This one can be painful — after all, you want employees within your company to be able to actively engage on social media with prospects and customers. However, the more people that have access to your account, the more opportunities there are for it to become compromised. An employee that doesn’t primarily work on social media but has access to your Twitter account may not think to be as careful in downloading the latest season of Doctor Who from a questionable source … along with malware that might use their computer.
What to Do If Your Twitter Account Gets Hacked, Anyway
You can take all the precautions in the world and still get hacked. It happens to the best of us. The Associated Press even got hacked and caused the stock market to lose hundreds of points after the hackers tweeted that the White House had been attacked.
It’s not just big celebrities or small individuals that end up with compromised accounts — it really can happen to anyone. It’s important that you know how to respond if it happens to you.
If You Can Still Log In
Step 1: Change your password. Right away. Refer to our password guidelines earlier in the article.
Step 2: Make sure that the email address associated with your account hasn’t been changed. Changing your password but leaving your email address as “firstname.lastname@example.org” means that someone could just request a password reset and it will go to that new address.

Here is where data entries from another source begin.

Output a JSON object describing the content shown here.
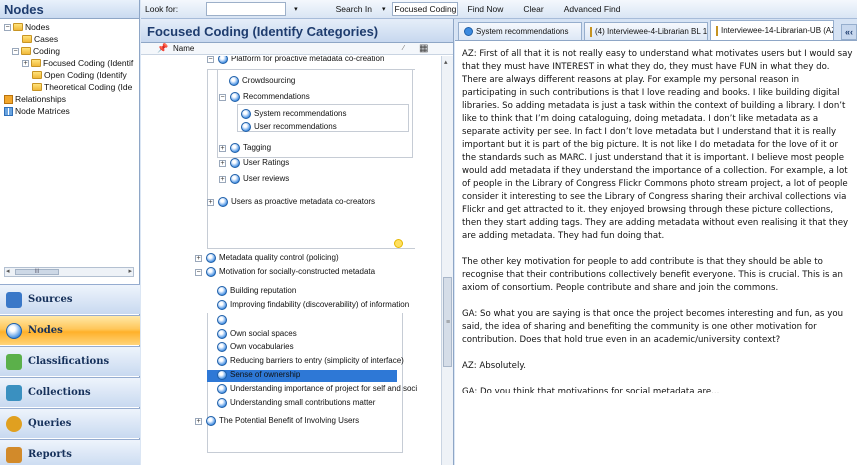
{
  "left_pane": {
    "title": "Nodes",
    "tree": [
      {
        "label": "Nodes",
        "icon": "folder-icon",
        "expander": "⊟"
      },
      {
        "label": "Cases",
        "icon": "folder-icon",
        "expander": ""
      },
      {
        "label": "Coding",
        "icon": "folder-icon",
        "expander": "⊟"
      },
      {
        "label": "Focused Coding (Identif",
        "icon": "folder-icon",
        "expander": "⊞"
      },
      {
        "label": "Open Coding (Identify",
        "icon": "folder-icon",
        "expander": ""
      },
      {
        "label": "Theoretical Coding (Ide",
        "icon": "folder-icon",
        "expander": ""
      },
      {
        "label": "Relationships",
        "icon": "relationship-icon",
        "expander": ""
      },
      {
        "label": "Node Matrices",
        "icon": "matrix-icon",
        "expander": ""
      }
    ],
    "scroll_grip": "III",
    "nav_buttons": [
      {
        "label": "Sources",
        "icon": "sources-icon",
        "color": "#3a78c8"
      },
      {
        "label": "Nodes",
        "icon": "nodes-icon",
        "color": "#3d8be0"
      },
      {
        "label": "Classifications",
        "icon": "classifications-icon",
        "color": "#5bb04a"
      },
      {
        "label": "Collections",
        "icon": "collections-icon",
        "color": "#3a90c0"
      },
      {
        "label": "Queries",
        "icon": "queries-icon",
        "color": "#e0a020"
      },
      {
        "label": "Reports",
        "icon": "reports-icon",
        "color": "#d28a2a"
      }
    ]
  },
  "toolbar": {
    "look_for_label": "Look for:",
    "look_for_value": "",
    "search_in_label": "Search In",
    "search_in_value": "Focused Coding (",
    "find_now": "Find Now",
    "clear": "Clear",
    "advanced_find": "Advanced Find"
  },
  "middle": {
    "title": "Focused Coding (Identify Categories)",
    "column_header": "Name",
    "rows": [
      {
        "label": "Platform for proactive metadata co-creation",
        "expander": "⊟"
      },
      {
        "label": "Crowdsourcing",
        "expander": ""
      },
      {
        "label": "Recommendations",
        "expander": "⊟"
      },
      {
        "label": "System recommendations",
        "expander": ""
      },
      {
        "label": "User recommendations",
        "expander": ""
      },
      {
        "label": "Tagging",
        "expander": "⊞"
      },
      {
        "label": "User Ratings",
        "expander": "⊞"
      },
      {
        "label": "User reviews",
        "expander": "⊞"
      },
      {
        "label": "Users as proactive metadata co-creators",
        "expander": "⊞"
      },
      {
        "label": "Metadata quality control (policing)",
        "expander": "⊞"
      },
      {
        "label": "Motivation for socially-constructed metadata",
        "expander": "⊟"
      },
      {
        "label": "Building reputation",
        "expander": ""
      },
      {
        "label": "Improving findability (discoverability) of information",
        "expander": ""
      },
      {
        "label": "Interestingness and fun",
        "expander": ""
      },
      {
        "label": "Own social spaces",
        "expander": ""
      },
      {
        "label": "Own vocabularies",
        "expander": ""
      },
      {
        "label": "Reducing barriers to entry (simplicity of interface)",
        "expander": ""
      },
      {
        "label": "Sense of ownership",
        "expander": ""
      },
      {
        "label": "Understanding importance of project for self and soci",
        "expander": ""
      },
      {
        "label": "Understanding small contributions matter",
        "expander": ""
      },
      {
        "label": "The Potential Benefit of Involving Users",
        "expander": "⊞"
      }
    ],
    "selected_row": "Interestingness and fun"
  },
  "right": {
    "tabs": [
      {
        "label": "System recommendations",
        "icon": "node-icon"
      },
      {
        "label": "(4) Interviewee-4-Librarian BL 1 (N",
        "icon": "document-icon"
      },
      {
        "label": "Interviewee-14-Librarian-UB (AZ)",
        "icon": "document-icon"
      }
    ],
    "tab_nav": "«‹",
    "paragraphs": [
      "AZ: First of all that it is not really easy to understand what motivates users but I would say that they must have INTEREST in what they do, they must have FUN in what they do. There are always different reasons at play. For example my personal reason in participating in such contributions is that I love reading and books.  I like building digital libraries. So adding metadata is just a task within the context of building a library. I don’t like to think that I’m doing cataloguing, doing metadata. I don’t like metadata as a separate activity per see. In fact I don’t love metadata but I understand that it is really important but it is part of the big picture. It is not like I do metadata for the love of it or the standards such as MARC. I just understand that it is important. I believe most people would add metadata if they understand the importance of a collection. For example, a lot of people in the Library of Congress Flickr Commons photo stream project, a lot of people consider it interesting to see the Library of Congress sharing their archival collections via Flickr and get attracted to it. they enjoyed browsing through these picture collections, then they start adding tags. They are adding metadata without even realising it that they are adding metadata. They had fun doing that.",
      "The other key motivation for people to add contribute is that they should be able to recognise that their contributions collectively benefit everyone. This is crucial. This is an axiom of consortium. People contribute and share and join the commons.",
      "GA: So what you are saying is that once the project becomes interesting and fun, as you said, the idea of sharing and benefiting  the community is one other motivation for contribution.   Does that hold true even in an academic/university context?",
      "AZ: Absolutely.",
      "GA: Do you think that motivations for social metadata are..."
    ]
  }
}
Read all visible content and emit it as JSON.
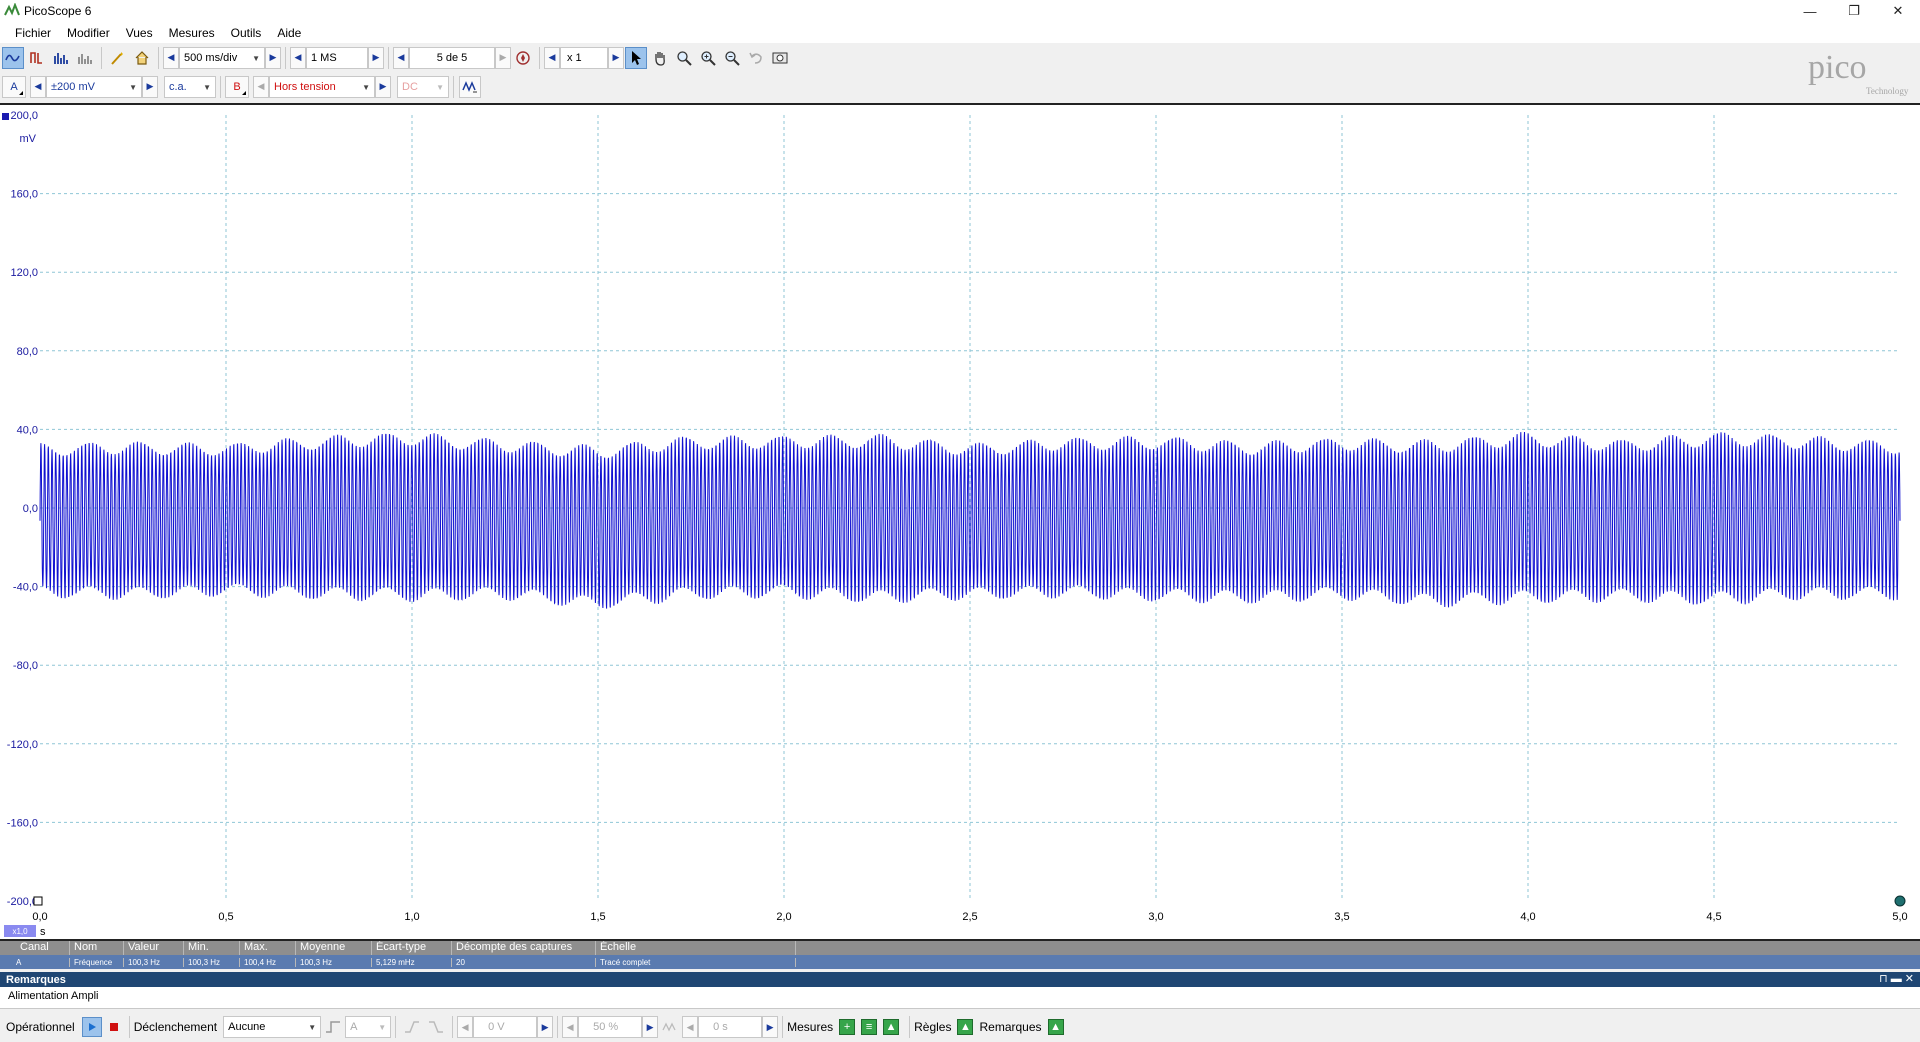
{
  "window": {
    "title": "PicoScope 6",
    "minimize": "—",
    "maximize": "❐",
    "close": "✕"
  },
  "menu": [
    "Fichier",
    "Modifier",
    "Vues",
    "Mesures",
    "Outils",
    "Aide"
  ],
  "toolbar": {
    "timebase": "500 ms/div",
    "samples": "1 MS",
    "capture": "5 de 5",
    "zoom": "x 1"
  },
  "channels": {
    "a_label": "A",
    "a_range": "±200 mV",
    "a_coupling": "c.a.",
    "b_label": "B",
    "b_range": "Hors tension",
    "b_coupling": "DC"
  },
  "logo": {
    "name": "pico",
    "sub": "Technology"
  },
  "chart_data": {
    "type": "line",
    "title": "",
    "xlabel": "s",
    "ylabel": "mV",
    "xlim": [
      0,
      5.0
    ],
    "ylim": [
      -200,
      200
    ],
    "x_ticks": [
      "0,0",
      "0,5",
      "1,0",
      "1,5",
      "2,0",
      "2,5",
      "3,0",
      "3,5",
      "4,0",
      "4,5",
      "5,0"
    ],
    "y_ticks": [
      "200,0",
      "160,0",
      "120,0",
      "80,0",
      "40,0",
      "0,0",
      "-40,0",
      "-80,0",
      "-120,0",
      "-160,0",
      "-200,0"
    ],
    "y_unit": "mV",
    "x_unit": "s",
    "x_zoom": "x1,0",
    "grid": true,
    "series": [
      {
        "channel": "A",
        "color": "#1010d0",
        "envelope_x": [
          0.0,
          0.25,
          0.5,
          0.75,
          1.0,
          1.25,
          1.5,
          1.75,
          2.0,
          2.25,
          2.5,
          2.75,
          3.0,
          3.25,
          3.5,
          3.75,
          4.0,
          4.25,
          4.5,
          4.75,
          5.0
        ],
        "envelope_max": [
          33,
          34,
          33,
          37,
          39,
          35,
          32,
          37,
          37,
          38,
          33,
          36,
          37,
          34,
          36,
          35,
          39,
          35,
          39,
          37,
          34
        ],
        "envelope_min": [
          -46,
          -47,
          -45,
          -47,
          -48,
          -47,
          -52,
          -47,
          -46,
          -49,
          -47,
          -46,
          -48,
          -49,
          -47,
          -51,
          -49,
          -48,
          -50,
          -47,
          -47
        ],
        "frequency_hz": 100.3
      }
    ]
  },
  "measurements": {
    "headers": [
      "Canal",
      "Nom",
      "Valeur",
      "Min.",
      "Max.",
      "Moyenne",
      "Écart-type",
      "Décompte des captures",
      "Échelle"
    ],
    "row": [
      "A",
      "Fréquence",
      "100,3 Hz",
      "100,3 Hz",
      "100,4 Hz",
      "100,3 Hz",
      "5,129 mHz",
      "20",
      "Tracé complet"
    ]
  },
  "notes": {
    "title": "Remarques",
    "controls": "⊓ ▬ ✕",
    "text": "Alimentation Ampli"
  },
  "status": {
    "mode": "Opérationnel",
    "trigger_label": "Déclenchement",
    "trigger_value": "Aucune",
    "trig_channel": "A",
    "trig_level": "0 V",
    "trig_pos": "50 %",
    "trig_delay": "0 s",
    "measures": "Mesures",
    "rulers": "Règles",
    "notes": "Remarques"
  }
}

This is of particular concern with websites like Twitter where you can log in with your username in addition to your email address, and therefore may not notice if your email address has been changed.
Step 3: Review any third-party apps that may be connected to your website. A third-party app can continue to access your account even if you change your password through Twitter’s API. Revoke the access to any third-party apps you don’t recognize. While you’re at it, revoke access for any apps you no longer use.
Step 4: Activate Twitter’s two-step mobile verification (click here).
Step 5: Delete the offending tweets and apologize to any affected. This may mean sending lots of direct messages or a public apology, depending on how bad the incursion was.
If You Can No Longer Log In
If you can no longer log in, you’ll need to request a password reset from Twitter. However, if the hacker changed the email address associated with your Twitter account, this reset request may not come through. If it doesn’t, you’ll need to fill out Twitter’s “Hacked account” form. It might be a more painful process if you don’t have access to password resets via email, but rest assured you’re not the first person this has happened to — and Twitter’s gotten fairly good at dealing with this.
Once you’ve regained access to your Twitter account, make sure you go through the steps above to prevent further unauthorized access to your account.